To celebrate Internet of Things Day, here are some recent useful, silly and plain weird internet of things projects.
If you can stuff a chip and a low-power Bluetooth module into a home appliance, someone in Silicon Valley is making it.
Even if it involves unicorns and farts.
Rainbow farting unicorn
Tootz currently integrates with Twitter, Facebook, Twitch and Gmail to receive fart-worthy notifications.
Whenever you get a notification Tootz announces it with a blast of awesomeness.
Behind that gleeful smile is a sophisticated system powered by Intel’s internet of Things SoC.
It utilizes node.js and websockets to filter out good news from bad news, insuring that Tootz only activates when good things happen.
The Tootz project is available on Indiegogo, and backers can claim one of their own for $69-89 with a special Golden Horn edition available for backers that fund it at the $114 level.
Inventor Ruiz-Avila stated, “We already have requests for a dragon that breathes fire and a “hype” Train that bellows multicolor steam.
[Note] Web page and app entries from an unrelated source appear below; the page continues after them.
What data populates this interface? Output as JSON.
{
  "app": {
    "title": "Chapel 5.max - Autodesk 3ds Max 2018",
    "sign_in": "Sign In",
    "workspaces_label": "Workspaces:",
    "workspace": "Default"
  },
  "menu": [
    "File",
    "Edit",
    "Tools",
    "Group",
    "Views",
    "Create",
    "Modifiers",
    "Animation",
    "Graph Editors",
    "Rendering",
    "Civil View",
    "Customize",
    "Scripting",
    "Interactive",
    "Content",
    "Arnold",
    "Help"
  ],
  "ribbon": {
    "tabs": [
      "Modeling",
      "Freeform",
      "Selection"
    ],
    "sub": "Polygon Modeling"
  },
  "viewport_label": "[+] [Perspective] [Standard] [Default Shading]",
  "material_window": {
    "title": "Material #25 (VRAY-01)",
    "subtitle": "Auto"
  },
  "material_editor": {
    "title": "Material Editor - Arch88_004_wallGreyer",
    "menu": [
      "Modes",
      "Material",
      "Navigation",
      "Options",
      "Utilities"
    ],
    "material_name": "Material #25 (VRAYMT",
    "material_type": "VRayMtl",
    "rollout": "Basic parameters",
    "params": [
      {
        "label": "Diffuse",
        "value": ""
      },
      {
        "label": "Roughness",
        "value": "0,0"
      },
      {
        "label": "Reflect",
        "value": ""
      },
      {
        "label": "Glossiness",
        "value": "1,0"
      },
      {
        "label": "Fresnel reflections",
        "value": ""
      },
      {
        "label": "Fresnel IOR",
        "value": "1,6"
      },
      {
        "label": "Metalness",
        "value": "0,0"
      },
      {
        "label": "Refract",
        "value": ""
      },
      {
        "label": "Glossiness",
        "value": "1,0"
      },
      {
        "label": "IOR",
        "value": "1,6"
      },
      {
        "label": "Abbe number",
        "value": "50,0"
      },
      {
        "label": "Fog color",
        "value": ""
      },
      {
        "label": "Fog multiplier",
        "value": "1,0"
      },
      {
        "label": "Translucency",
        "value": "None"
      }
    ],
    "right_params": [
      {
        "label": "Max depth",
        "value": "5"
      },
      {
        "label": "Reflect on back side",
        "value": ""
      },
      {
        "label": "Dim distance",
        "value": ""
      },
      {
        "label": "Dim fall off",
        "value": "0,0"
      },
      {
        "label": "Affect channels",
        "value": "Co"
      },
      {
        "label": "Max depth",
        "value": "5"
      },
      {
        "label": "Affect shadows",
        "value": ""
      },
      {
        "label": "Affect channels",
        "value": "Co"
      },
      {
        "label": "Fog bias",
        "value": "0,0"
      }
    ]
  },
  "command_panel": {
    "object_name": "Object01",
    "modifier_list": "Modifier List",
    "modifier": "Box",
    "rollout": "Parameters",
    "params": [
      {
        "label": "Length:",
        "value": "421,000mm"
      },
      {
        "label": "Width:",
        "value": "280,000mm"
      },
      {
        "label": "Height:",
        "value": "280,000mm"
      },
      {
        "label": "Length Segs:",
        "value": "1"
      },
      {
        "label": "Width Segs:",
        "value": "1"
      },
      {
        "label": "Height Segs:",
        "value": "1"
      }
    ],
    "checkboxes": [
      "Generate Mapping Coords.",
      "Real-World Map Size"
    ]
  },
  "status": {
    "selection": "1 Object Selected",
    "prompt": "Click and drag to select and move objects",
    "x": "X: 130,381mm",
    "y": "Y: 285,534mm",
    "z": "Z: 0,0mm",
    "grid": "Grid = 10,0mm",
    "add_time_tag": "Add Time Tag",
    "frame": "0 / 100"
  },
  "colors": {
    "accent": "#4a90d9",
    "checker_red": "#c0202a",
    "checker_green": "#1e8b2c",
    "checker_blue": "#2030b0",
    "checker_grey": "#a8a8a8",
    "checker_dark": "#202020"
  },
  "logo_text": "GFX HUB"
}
So, this might become a real product line.”
The internet of farts
A different kind of cloud.
The goal of this fun Hackaday project is to keep track of ahem..personal emissions while driving.
With a PIC, an ESP8266, a GPS module, and a small LCD display and keyboard, you now have a way to log rolling flatulence.
It turns out that Michel mainly farts while heading south, and he’s worried about the implications both in terms of polar ice cap loss and how Santa is going to treat him…
This project has gone so far as to inspire poetry:
Once after committing a LOMA
I detected a peculiar aroma
I then checked my iPhone
To analyze the stench-zone.
But found that it only runs on Chrome-a
Michel designed his internet of things project for fun. Here’s a Kickstarter project that attaches to your belt and monitors your farts.
Smart paper plane
Wouldn’t it be great if you could make your self-made paper airplane fly in any direction you want?
The PowerUp 3.0 was launched after a successful Kickstarter internet of things campaign. It’s a smartphone controlled paper airplane.
It works by attaching the smart module to your paper plane and then connecting it with your smartphone through the app.
You can steer your plane by tilting your smartphone to the left or to the right and make it go up or down by increasing or reducing throttle.
You can buy it here for $50.
This fork literally gives you a little vibrating jolt if you’re shoveling food into your mouth too fast.
HAPIfork is an internet of things connected fork that helps you to eat more slowly.
If you eat too quickly, the fork vibrates, and bright lights flash on its handle.
It monitors a lot of data for a fork. Here’s according to the Hapifork site:
Every time you bring food from your plate to your mouth with your fork, this action is called: a “fork serving”.
The HAPIfork also measures:
How long it took to eat your meal.
The amount of “fork servings” taken per minute.
Intervals between “fork servings”.
Kill the laugh track
Can’t stand the canned laughter on TV comedy shows?
According to the people behind Kill The Cann (KTC), you’re not the only one.
“Over 80 percent of our survey audience replied that laugh tracks on television shows annoyed them.”
Their solution is Kill The Cann, which reduces or removes laughter from television audio using a signal processing algorithm.
You connect the HDMI cable of your DVR to KTC and then to your TV.
The project could use some help on Kickstarter, to put it mildly.
Vacuum Cleaning Sneakers
These vacuum shoes are perfect for tidy fashionistas.
The Ecology Shoe from Japanese auto company Denso has a small vacuum inside its very large, outer sole.
These classy kicks “shoe-ver” with a toe-box nozzle that sucks up dust and crumbs as you stroll.
At the heel is a small pedal, which is connected to gears. Every step you take powers the vacuum motor, allowing it to suck up small pieces of debris at a time.
All the dirt winds up in a space no bigger than a Tic Tac box.
Kérastase Hair Coach
This smart hairbrush listens to the sound of your hair as you brush.
Internet of things sensors collect info on your brushing pressure.
Apparently, it provides all the insights you could possibly want into “manageability, frizziness, dryness, split ends and breakage”.
It provides hair tips and recommends L’Oreal’s Kérastase luxury products.
Hopefully not too many of them, after shelling out $200 for the hair brush!
You can find it at Withings from Fall 2017.
Smart Cat Water Fountain
The IndieGogo campaign describes the Pura cat water fountain as:
“a beautifully crafted and ergonomically designed smart water fountain for cats that is easy to clean, encourages better water-drinking habits and helps you keep tabs on your kitten’s water-intake right on your smartphone.”
It allows you to monitor the water intake of your pampered puss as well as reduce neck stress (!) and keep their whiskers dry.